  • Reggie Watts

    Many great points made here. I like discussing it. Concerning Williamsburg, it was perfectly described a few comments ago and I agree with the general assessment. The idea of the hipster is a funny one as I tend to think hipsters should be referred to as bohemians.
    There are a great many posers and annoying beautiful and strange types who are not totally engaged with kindness or reality and yes Williamsburg has been a cliche for quite sometime but I like living there because I have many hold out older artist friends of different mediums who are still holding down the fort from way back in its grungier dangerous days. I am addicted to living 3 blocks from the L a cross-town train which for me is only one stop into Manhatten. It is definitely loud but since I am a night owl and enjoy listening to music etc it works for me. My neighbors are mostly young and a few of them are dancers, musicians restaurant and cafe owners so noise is never an issue. Also I live in a newer building that is well soundproofed.
    The interesting thing with the general populous of Williamsburg is that once you live there, engage long enough artistically, and treat everyone with extra love. They change from seemingly jaded to relieved and lovely. In a way I like the challenge of reframing the stereotype and seeing kindness blossom in unusual places.

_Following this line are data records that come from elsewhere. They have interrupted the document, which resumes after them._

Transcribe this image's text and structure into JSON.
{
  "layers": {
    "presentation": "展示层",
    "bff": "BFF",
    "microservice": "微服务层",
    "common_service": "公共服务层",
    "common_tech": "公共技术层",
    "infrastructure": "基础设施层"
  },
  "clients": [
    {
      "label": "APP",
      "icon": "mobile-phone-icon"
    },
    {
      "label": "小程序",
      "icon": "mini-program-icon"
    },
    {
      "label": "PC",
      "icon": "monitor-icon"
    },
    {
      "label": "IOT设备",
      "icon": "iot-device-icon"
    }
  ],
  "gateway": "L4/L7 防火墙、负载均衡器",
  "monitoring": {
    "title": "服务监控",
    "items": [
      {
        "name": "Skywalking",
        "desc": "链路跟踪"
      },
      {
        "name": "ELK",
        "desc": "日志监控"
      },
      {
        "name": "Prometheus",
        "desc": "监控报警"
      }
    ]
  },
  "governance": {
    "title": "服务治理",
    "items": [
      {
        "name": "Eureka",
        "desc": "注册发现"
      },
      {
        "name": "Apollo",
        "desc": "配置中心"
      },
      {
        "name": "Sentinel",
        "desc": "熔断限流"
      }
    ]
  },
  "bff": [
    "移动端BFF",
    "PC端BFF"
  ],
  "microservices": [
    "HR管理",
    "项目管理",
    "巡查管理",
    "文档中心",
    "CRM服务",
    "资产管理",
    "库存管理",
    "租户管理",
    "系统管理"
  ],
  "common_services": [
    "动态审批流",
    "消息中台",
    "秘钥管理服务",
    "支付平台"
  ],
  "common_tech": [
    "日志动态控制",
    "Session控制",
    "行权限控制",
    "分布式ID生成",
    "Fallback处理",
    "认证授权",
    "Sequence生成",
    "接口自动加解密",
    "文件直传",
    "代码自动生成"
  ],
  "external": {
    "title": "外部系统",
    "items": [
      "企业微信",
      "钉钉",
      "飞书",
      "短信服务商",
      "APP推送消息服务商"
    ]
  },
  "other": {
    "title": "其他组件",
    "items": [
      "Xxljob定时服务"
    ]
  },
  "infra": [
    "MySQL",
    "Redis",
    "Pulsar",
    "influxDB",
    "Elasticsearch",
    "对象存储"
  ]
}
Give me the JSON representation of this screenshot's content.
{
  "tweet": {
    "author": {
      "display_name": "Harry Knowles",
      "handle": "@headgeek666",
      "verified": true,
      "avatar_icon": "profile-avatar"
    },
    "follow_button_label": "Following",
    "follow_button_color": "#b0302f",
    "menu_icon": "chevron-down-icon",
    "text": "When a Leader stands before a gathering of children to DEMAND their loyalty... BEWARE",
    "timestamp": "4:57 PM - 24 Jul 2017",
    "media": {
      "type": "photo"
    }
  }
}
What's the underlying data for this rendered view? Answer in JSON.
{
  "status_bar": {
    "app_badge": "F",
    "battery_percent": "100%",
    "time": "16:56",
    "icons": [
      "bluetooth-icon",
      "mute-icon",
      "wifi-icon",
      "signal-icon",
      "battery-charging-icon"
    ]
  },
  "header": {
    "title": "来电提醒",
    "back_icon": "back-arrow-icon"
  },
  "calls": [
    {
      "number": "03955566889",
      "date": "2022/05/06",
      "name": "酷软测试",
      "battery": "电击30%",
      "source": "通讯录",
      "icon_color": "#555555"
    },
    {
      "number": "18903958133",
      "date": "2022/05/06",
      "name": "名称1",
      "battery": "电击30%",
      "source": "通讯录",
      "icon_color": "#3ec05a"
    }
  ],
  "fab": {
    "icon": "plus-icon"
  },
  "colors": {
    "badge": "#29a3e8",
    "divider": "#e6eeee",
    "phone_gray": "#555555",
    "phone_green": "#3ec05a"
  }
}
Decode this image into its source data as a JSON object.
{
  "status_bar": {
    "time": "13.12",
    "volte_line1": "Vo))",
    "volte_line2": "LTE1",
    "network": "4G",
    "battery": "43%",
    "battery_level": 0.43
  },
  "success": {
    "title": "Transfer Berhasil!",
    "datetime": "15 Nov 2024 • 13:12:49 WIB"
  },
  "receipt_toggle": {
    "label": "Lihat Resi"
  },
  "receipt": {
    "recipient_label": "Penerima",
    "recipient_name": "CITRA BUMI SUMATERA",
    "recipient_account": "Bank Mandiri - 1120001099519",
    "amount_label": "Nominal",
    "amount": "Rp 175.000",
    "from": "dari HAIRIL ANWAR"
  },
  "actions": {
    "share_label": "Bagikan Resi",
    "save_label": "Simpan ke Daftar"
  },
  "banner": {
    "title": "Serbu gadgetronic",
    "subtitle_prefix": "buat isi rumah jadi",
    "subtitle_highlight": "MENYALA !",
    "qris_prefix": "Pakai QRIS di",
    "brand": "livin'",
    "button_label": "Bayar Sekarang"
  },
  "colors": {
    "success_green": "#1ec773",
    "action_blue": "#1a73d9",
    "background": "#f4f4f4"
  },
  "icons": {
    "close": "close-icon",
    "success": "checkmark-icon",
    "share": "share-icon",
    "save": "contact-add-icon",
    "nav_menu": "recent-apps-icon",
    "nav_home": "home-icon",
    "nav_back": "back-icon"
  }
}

    When i lived in BH for 2 years. I tried to do the same but it was hard to connect with folks I think because people work hard and are involved with their families. The nanny thing was very shocking for me as I was raised in Montana with my mom and dad. I always found it strange to have others hired to help raise a child. But there are reasons I do not understand I am sure. In the end I’m glad I spent time in BH and I do wish much peace and harmony for all families there!
    I’ll be in Williamsburg and if you ever decide to come over for a visit I’ll show you some nice places to go!!

  • Theo

    Hmmm. So much said already.

    First, anyone who says Reggie Watts is without talent is ridiculous. Just watch him improvise; you will smile, laugh and possibly even feel it in your pancreas. Evidently one day when his hair had just gotten too heavy, he dissed BH. His comments here show his true self and clarify an off-the-cuff interview.

    Second, Paul Giamatti has made a fortune with his self-deprecation; now please leave him alone so he can enjoy his success in his nice, quiet BH brownstone.

    REGGIE – There are plenty of people in BH who raise their own kids, work in the arts and some who still pay a cheap rent. We visit Williamsburg when we’re in the mood for a crowd. But glad you are enjoying yourself. Don’t move to Bushwick….

  • Andrew Porter

    Thinking about my building, I see inter-racial couples, gay couples, people of color, Brits, Indians, white people and retired couples, a French-Lebanese couple with their child, a famous singer-songwriter, and people from my birthplace, Michigan. A delightful mix of young and old, all colors, all religions, much more varied than it’s ever been. An example of why NYC is the great melting pot it’s become.

  • WillowSt.Neighbor

    If you feel so negatively about living here, why don’t you move?

  • PBL

    Props to Reggie Watts for coming on here and elaborating on his interview. He has nothing to apologize about, he stated his opinion, and I respect him coming on here and bantering with the BHB crowd. Well done …